By this argument, there is the potential that too much public involvement in the selection process could end up reducing allegiances between these institutions and the Court and affect the potency of its decisions. This is not to suggest that the public should not be involved, as oversight is crucial for an objective and accountable process. Rather, more room should be made available for public involvement in the selection process in each of the nominating institutions.
In 2008, public involvement in the selection of Constitutional Court judges was intensive. The Civil Society Alliance for the Constitution (Amuk) was asked to participate in the selection process and the public provided input on the track records of the candidates nominated by the Supreme Court. But public participation has not been consistent since then.
To improve the quality of judges in the Constitutional Court, the public must continue to be involved, even if only in the context of providing information on candidates’ records. Greater public examination of the track records of candidates will make it harder for selection panels to make personal or subjective decisions.
Beyond the selection process, civil society should also encourage the recruitment of better quality judges by subjecting their decisions to greater scrutiny. Academics and civil society organisations should be conducting more studies on the decisions made by Constitutional Court judges, so that the judges feel that they are being watched. It is currently rare to find studies that critique Constitutional Court decisions, and this is not because the Court does not make mistakes.
Consider, for example, Decision No. 21/PUU-XII/2014, which stated that seizure of goods and searches could be challenged in pre-trial hearings under Article 77 of the Criminal Procedure Code. Seizure of goods and searches can only be conducted with court approval anyway, so there was no need for the Court to add another layer of judicial control, such as pre-trial hearings. And further, allowing suspects to challenge seizures and searches in pre-trial hearings could become a serious impediment to effective investigation of corruption cases. Increased scholarly attention to and criticism of the quality of Constitutional Court decisions will ultimately improve the quality of future decisions.

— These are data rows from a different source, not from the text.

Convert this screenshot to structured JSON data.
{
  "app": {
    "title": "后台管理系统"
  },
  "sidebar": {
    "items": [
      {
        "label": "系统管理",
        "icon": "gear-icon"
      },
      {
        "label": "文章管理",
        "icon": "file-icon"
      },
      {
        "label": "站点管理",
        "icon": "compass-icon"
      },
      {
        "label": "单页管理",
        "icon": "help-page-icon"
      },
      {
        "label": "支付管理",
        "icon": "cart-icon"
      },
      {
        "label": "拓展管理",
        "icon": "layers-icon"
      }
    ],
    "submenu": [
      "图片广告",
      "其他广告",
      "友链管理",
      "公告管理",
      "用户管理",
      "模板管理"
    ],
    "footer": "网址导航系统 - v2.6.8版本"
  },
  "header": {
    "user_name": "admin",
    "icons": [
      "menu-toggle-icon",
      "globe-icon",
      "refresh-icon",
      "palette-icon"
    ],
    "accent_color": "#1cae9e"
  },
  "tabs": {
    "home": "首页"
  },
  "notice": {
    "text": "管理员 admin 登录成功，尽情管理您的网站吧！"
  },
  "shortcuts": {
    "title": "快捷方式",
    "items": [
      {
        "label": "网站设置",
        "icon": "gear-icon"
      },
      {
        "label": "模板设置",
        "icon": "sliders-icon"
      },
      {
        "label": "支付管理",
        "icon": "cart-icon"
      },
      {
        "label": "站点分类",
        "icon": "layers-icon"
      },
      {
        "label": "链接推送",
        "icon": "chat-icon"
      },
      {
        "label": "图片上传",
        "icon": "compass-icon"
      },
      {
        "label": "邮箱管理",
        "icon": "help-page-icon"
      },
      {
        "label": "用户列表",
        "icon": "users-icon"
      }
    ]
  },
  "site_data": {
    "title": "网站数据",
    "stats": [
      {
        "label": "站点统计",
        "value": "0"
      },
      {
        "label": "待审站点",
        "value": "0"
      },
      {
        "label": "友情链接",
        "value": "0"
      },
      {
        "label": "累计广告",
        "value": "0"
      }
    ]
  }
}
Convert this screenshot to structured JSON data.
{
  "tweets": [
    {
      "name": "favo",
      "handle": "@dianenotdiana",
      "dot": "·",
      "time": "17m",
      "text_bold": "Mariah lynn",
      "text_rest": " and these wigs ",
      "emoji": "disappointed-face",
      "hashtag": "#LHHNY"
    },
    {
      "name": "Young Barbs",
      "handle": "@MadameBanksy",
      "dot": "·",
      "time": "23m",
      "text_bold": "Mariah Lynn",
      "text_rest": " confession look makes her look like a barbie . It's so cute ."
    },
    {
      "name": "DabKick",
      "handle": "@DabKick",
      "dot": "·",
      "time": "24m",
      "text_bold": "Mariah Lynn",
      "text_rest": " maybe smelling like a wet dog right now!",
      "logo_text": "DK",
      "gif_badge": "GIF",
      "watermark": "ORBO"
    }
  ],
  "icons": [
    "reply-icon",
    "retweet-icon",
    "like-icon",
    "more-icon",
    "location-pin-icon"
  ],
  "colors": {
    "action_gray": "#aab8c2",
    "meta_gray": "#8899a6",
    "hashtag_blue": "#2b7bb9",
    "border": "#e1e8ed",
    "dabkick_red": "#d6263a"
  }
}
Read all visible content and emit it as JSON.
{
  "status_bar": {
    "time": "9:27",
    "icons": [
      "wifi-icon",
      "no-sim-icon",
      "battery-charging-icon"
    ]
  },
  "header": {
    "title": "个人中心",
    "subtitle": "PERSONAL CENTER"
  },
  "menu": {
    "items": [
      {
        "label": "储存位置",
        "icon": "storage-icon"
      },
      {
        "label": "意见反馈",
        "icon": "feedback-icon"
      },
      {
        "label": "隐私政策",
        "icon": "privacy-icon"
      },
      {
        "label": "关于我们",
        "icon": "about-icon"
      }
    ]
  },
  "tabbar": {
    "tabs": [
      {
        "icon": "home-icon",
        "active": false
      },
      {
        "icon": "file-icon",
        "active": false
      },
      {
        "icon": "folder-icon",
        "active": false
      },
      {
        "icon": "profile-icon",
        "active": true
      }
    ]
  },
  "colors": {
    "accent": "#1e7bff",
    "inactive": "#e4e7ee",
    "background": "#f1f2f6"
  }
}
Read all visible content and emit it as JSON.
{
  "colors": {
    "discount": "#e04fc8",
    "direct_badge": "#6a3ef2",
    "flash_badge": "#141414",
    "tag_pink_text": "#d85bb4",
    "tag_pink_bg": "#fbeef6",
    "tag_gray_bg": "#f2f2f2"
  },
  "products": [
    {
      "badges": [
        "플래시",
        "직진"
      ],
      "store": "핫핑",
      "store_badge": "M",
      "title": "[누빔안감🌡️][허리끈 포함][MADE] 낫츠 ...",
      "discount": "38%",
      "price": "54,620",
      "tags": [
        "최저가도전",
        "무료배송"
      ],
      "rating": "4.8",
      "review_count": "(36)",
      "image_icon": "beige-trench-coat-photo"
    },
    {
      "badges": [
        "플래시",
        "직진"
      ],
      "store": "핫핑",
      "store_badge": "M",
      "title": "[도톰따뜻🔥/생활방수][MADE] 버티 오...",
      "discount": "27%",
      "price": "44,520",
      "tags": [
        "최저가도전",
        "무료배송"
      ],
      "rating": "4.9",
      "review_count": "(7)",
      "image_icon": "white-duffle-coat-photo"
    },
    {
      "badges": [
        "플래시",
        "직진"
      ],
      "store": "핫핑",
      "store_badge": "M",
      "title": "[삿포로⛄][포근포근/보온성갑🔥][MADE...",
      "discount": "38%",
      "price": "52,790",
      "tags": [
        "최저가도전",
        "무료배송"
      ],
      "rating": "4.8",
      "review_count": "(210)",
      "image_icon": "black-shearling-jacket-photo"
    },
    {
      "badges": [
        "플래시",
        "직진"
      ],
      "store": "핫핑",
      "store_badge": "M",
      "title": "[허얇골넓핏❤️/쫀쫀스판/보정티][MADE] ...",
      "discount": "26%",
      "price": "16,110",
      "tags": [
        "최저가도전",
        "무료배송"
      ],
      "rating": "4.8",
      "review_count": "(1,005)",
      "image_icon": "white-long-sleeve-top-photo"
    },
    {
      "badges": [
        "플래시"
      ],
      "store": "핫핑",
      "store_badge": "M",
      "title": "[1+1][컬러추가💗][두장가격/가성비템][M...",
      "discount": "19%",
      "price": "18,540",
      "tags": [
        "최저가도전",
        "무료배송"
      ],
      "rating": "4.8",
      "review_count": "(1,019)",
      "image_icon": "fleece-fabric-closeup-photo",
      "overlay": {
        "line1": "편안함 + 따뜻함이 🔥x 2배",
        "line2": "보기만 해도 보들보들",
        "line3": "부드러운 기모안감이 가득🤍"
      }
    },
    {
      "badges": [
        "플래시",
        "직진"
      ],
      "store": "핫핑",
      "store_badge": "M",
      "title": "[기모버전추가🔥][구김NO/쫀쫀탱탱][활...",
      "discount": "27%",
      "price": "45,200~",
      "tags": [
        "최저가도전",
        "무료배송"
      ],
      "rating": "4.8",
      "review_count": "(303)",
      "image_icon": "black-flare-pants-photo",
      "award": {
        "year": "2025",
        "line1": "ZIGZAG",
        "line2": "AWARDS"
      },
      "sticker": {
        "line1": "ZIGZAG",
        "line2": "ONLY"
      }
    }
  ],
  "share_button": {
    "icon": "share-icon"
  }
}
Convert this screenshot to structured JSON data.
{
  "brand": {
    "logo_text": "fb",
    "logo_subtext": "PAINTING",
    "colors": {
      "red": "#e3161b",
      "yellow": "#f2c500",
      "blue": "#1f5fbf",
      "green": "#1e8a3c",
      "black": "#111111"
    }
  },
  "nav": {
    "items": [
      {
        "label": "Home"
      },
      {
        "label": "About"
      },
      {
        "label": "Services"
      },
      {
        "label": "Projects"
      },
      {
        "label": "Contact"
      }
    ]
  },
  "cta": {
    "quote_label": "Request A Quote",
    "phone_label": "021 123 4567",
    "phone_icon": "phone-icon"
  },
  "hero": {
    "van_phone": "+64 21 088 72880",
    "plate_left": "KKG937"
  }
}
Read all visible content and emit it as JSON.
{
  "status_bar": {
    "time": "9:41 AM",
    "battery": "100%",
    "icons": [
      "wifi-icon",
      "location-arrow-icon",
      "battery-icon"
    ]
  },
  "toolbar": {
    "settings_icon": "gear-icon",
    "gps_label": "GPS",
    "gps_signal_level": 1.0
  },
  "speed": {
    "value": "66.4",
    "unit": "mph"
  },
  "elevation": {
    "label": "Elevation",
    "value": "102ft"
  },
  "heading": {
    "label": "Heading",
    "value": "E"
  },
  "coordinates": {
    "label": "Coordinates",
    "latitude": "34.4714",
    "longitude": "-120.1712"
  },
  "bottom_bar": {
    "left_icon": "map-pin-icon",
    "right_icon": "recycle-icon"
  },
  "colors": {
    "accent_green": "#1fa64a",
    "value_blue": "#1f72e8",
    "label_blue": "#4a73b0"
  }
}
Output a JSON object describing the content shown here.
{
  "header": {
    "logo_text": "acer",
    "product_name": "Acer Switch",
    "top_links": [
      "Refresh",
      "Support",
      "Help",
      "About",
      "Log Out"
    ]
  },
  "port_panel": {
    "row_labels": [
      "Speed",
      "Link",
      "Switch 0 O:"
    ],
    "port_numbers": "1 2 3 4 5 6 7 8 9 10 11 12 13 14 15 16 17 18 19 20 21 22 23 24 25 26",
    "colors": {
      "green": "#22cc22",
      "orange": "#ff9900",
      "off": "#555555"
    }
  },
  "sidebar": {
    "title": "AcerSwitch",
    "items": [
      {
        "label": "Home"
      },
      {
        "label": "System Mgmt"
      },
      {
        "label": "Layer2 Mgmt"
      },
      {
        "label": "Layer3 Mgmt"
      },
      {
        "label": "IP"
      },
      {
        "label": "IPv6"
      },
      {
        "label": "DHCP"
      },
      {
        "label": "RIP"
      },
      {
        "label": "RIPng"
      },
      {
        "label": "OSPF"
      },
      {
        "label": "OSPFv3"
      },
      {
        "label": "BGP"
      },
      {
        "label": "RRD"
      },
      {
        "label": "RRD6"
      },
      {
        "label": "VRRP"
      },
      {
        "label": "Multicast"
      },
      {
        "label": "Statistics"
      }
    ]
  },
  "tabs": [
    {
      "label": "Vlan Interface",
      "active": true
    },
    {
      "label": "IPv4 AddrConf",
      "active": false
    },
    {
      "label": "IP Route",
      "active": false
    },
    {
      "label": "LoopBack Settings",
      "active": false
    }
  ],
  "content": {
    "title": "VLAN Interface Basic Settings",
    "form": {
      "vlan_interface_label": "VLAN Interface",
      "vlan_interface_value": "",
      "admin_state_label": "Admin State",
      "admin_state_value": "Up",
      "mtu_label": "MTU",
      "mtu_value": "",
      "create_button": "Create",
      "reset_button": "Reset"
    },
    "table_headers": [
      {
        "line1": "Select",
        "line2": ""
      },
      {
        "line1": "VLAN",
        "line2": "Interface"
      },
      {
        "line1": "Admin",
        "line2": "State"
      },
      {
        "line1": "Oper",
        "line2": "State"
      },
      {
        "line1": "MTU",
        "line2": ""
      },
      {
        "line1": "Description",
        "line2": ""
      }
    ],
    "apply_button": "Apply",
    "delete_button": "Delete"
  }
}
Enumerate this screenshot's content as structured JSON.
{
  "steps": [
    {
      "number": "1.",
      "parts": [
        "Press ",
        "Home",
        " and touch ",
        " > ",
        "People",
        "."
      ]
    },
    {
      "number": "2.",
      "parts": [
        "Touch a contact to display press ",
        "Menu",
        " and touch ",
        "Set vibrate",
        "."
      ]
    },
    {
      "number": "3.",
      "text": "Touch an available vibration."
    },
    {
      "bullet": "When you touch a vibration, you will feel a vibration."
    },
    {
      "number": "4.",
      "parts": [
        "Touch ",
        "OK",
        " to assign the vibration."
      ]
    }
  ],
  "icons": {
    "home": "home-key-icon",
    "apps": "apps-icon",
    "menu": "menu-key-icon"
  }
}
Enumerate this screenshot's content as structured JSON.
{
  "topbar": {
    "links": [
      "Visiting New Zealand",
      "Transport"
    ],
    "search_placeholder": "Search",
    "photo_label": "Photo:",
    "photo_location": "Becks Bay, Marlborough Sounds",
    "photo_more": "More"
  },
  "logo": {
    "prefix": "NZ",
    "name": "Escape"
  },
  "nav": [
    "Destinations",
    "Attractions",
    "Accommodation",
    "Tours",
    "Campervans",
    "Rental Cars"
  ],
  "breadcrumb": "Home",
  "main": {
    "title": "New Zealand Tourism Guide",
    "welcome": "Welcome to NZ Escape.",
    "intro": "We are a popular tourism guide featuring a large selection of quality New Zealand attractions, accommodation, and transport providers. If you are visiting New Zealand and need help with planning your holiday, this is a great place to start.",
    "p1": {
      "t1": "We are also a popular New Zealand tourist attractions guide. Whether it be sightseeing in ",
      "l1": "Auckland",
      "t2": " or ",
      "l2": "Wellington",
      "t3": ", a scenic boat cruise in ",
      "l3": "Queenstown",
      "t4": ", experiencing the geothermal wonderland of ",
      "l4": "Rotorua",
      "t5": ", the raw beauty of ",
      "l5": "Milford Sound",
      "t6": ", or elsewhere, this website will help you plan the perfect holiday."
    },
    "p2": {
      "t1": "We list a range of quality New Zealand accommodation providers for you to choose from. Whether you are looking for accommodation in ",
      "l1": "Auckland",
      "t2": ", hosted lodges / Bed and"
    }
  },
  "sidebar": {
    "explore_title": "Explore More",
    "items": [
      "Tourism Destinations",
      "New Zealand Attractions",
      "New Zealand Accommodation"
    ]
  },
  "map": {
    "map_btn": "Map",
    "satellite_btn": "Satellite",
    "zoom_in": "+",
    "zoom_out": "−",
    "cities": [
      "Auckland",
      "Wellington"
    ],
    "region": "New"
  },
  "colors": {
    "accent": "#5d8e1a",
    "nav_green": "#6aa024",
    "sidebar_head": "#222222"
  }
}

To improve the quality of the judges in the Constitutional Court, and have more decisions the nation can depend on, a number of things need to be done. Civil society needs to closely scrutinise the track records of candidates nominated by the DPR, government, and Supreme Court. At the same time, these institutions must be open to public participation and monitoring of the selection process. Beyond the selection process, civil society needs to provide stronger criticism of the Constitutional Court’s decisions. Only if all these things happen will Indonesia finally get guardians of the Constitution that it can believe in.
Muhammad Tanziel Aziezi (Azhe) is a researcher at the Indonesian Institute for an Independent Judiciary (LeIP). Azhe also regularly writes on legal issues on his personal blog, www.kanggurumalas.com.
This article was originally published on Indonesia at Melbourne, a blog that presents analysis, research and commentary on contemporary Indonesia from academics and postgraduate students affiliated with the University of Melbourne. It aims to stimulate debate and provide a forum for exchange of information and opinion on current events in Indonesia. You can read the original article here.